Also look at publishers specific to your area, such as (php|architect if you're going to be writing about a PHP-related topic. Which publisher to go with versus self-publishing is a good discussion to have with peers who have already authored books.

Find Editors

At this point, you should know which publishing avenue you're going to follow. If you're going through a publisher, they may assign you someone on their staff to serve as your technical editor. They also may simply tell you to find your own editor and simply hand them the edited manuscript by the deadline you've established.

The value of a second pair of eyes on your work is not something to underestimate. Ideally, this person will be someone you get along well with, someone who is reliable and mirrors your commitment to turning out quality work, and someone who is already at least somewhat familiar with the intended subject matter of the book.

In my case, I had to find a technical editor for myself, and I just lucked out and got an awesome one.

Nose to the Grindstone

So now you've got your idea, your publishing avenue, and your technical editor. You're all set to crank out the book.

There's no silver bullet to time management or pulling the content out of your head. The time required to do it varies with you, your daily schedule, and the length and complexity of the book.

The only sure-fire approach is to find the time, put your nose to the grindstone, and write and edit until you've got a polished work that everyone agrees on, your deadline has passed, or you keel over from sheer exhaustion. This is certainly the bigger and more difficult part of the process, but certainly not the end even when the final manuscript is turned in.

That's Not All, Folks

Some publishing contracts even go so far as to stipulate that the author will have some responsibilities with regard to promoting the book. There's a reason for this: even outstanding technical books can flounder in the market without adequate promotion. While some sales may come from word of mouth and the merits of the book itself, promotion is where the bulk of the sales will come from. So how do you accomplish this?

  • Industry conferences are a great place to interact directly with your target audience and promote your book, particularly if you submit a paper and get accepted to be a speaker. If you do speak, include it in your slides and mention it verbally to attendees.
  • Put a link on your professional web site or blog to a page from which a prospective reader can purchase your book quickly and easily.
  • Cite the book in your résumé. (One of the major perks of writing a book, so take advantage of it.)
  • Put it on your business cards. (You do have those, right?)
  • Include it on your profile and communications on social networks like Twitter.

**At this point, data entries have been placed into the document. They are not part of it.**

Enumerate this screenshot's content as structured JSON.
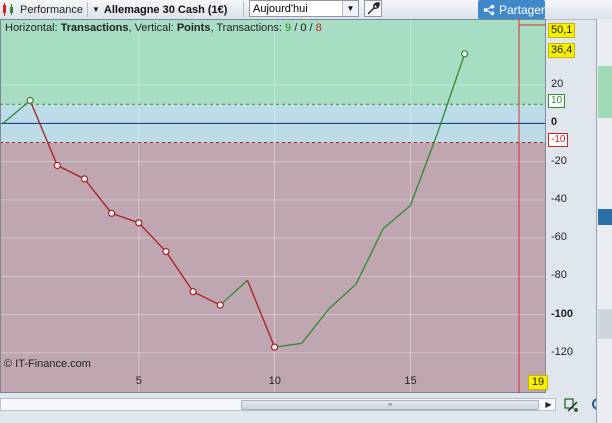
{
  "toolbar": {
    "performance_label": "Performance",
    "instrument_label": "Allemagne 30 Cash (1€)",
    "period_value": "Aujourd'hui",
    "share_label": "Partager"
  },
  "chart_info": {
    "horizontal_key": "Horizontal:",
    "horizontal_value": "Transactions",
    "vertical_key": ", Vertical:",
    "vertical_value": "Points",
    "transactions_key": ", Transactions:",
    "count_green": "9",
    "count_sep1": " / ",
    "count_black": "0",
    "count_sep2": " / ",
    "count_red": "8",
    "watermark": "© IT-Finance.com"
  },
  "badges": {
    "max_value": "50,1",
    "last_value": "36,4",
    "x_last": "19",
    "upper_band": "10",
    "lower_band": "-10"
  },
  "y_ticks": [
    {
      "label": "20",
      "value": 20,
      "bold": false
    },
    {
      "label": "0",
      "value": 0,
      "bold": true
    },
    {
      "label": "-20",
      "value": -20,
      "bold": false
    },
    {
      "label": "-40",
      "value": -40,
      "bold": false
    },
    {
      "label": "-60",
      "value": -60,
      "bold": false
    },
    {
      "label": "-80",
      "value": -80,
      "bold": false
    },
    {
      "label": "-100",
      "value": -100,
      "bold": true
    },
    {
      "label": "-120",
      "value": -120,
      "bold": false
    }
  ],
  "x_ticks": [
    {
      "label": "5",
      "value": 5
    },
    {
      "label": "10",
      "value": 10
    },
    {
      "label": "15",
      "value": 15
    }
  ],
  "colors": {
    "profit_zone": "#a6ddc3",
    "neutral_zone": "#bcdce8",
    "loss_zone": "#bfa6b0",
    "win_line": "#2e8b2e",
    "loss_line": "#aa1e1e",
    "zero_line": "#1b3f8f",
    "cursor_line": "#e03030",
    "share_button": "#3f88c9"
  },
  "chart_data": {
    "type": "line",
    "xlabel": "Transactions",
    "ylabel": "Points",
    "xlim": [
      0,
      19
    ],
    "ylim": [
      -130,
      52
    ],
    "bands": {
      "upper": 10,
      "lower": -10
    },
    "points": [
      {
        "x": 0,
        "y": 0,
        "marker": false
      },
      {
        "x": 1,
        "y": 12,
        "marker": true
      },
      {
        "x": 2,
        "y": -22,
        "marker": true
      },
      {
        "x": 3,
        "y": -29,
        "marker": true
      },
      {
        "x": 4,
        "y": -47,
        "marker": true
      },
      {
        "x": 5,
        "y": -52,
        "marker": true
      },
      {
        "x": 6,
        "y": -67,
        "marker": true
      },
      {
        "x": 7,
        "y": -88,
        "marker": true
      },
      {
        "x": 8,
        "y": -95,
        "marker": true
      },
      {
        "x": 9,
        "y": -82,
        "marker": false
      },
      {
        "x": 10,
        "y": -117,
        "marker": true
      },
      {
        "x": 11,
        "y": -115,
        "marker": false
      },
      {
        "x": 12,
        "y": -97,
        "marker": false
      },
      {
        "x": 13,
        "y": -84,
        "marker": false
      },
      {
        "x": 14,
        "y": -55,
        "marker": false
      },
      {
        "x": 15,
        "y": -43,
        "marker": false
      },
      {
        "x": 16,
        "y": -5,
        "marker": false
      },
      {
        "x": 17,
        "y": 36.4,
        "marker": true
      }
    ],
    "cursor_x": 19
  }
}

If they give you the means, watch public communication channels for opportunities to promote your book to people who seem interested in the topic (though be sure to follow rules of engagement when doing so).

Go Forth and Write

Hopefully this blog post has given you some insight into what the process of writing a technical book is like, what to look for, and what to expect.

While its tone may be a bit on the pessimistic side, don't take that as an indication that I think writing a technical book is a bad idea. Just make sure you're doing it for the right reasons, that those reasons are your own, and that you want it badly enough to put in the time and energy required to see it through to completion.

I look forward to seeing your name on a book cover one day. Until then, keep an eye out for my book (aiming for the second quarter of this year) and hopefully I'll see you at a conference very soon.